You may have noticed cars pulled off to the side of the road, smoke emanating from under the hood.
Most automobiles are powered via an internal combustion engine that converts the chemical energy of the fuel into kinetic energy. This process is accompanied by the release of a large amount of heat which causes the temperature of the engine to rise. If the engine temperature is not regulated, it can overheat and eventually break down.
The solution to this common problem is a fluid circulation cooling system called a radiator. Fluid in the radiator passes through the engine, extracting the excess heat. The hotter fluid then travels back to the radiator where it is cooled before cycling to the engine again.
Another problem related to overheating is the loud noise coming from your laptop fan when you run a program that is computationally expensive or play a video game on high specs. Again, you are witnessing an engineering solution in action. The fan, albeit loud and overworked, helps in cooling the CPU and other electronic systems that are generating heat as they perform computations.

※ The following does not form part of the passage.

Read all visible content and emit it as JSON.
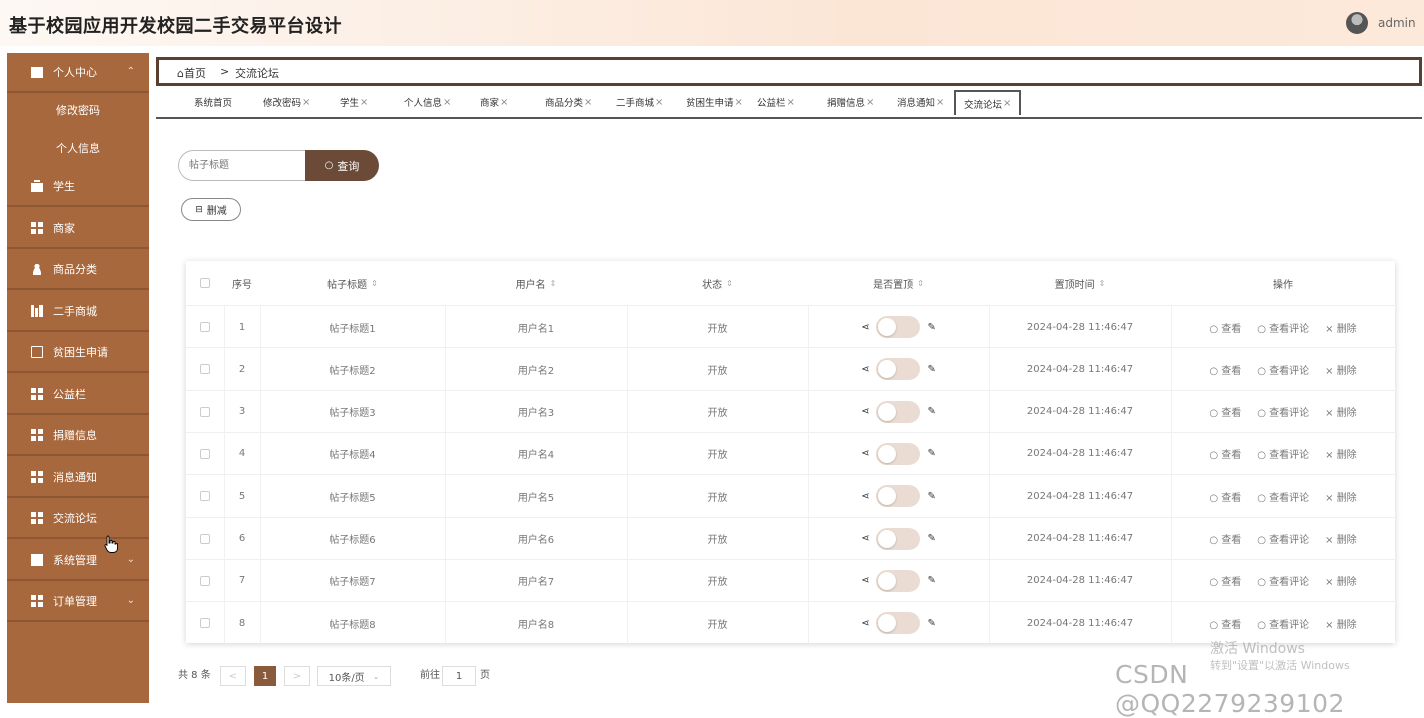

These are just a few examples of engineering applications that are built around transfer of thermal energy. The thermal energy in transit, or heat, always travels from the hotter medium to the colder medium. This process can occur via different mechanisms. In order to design effective cooling or heating solutions for these complex engineering problems, we need to understand the processes of heat transfer qualitatively and quantitatively.
This will be the focus of this lesson.
Here are the accompanying handout slides for the lesson.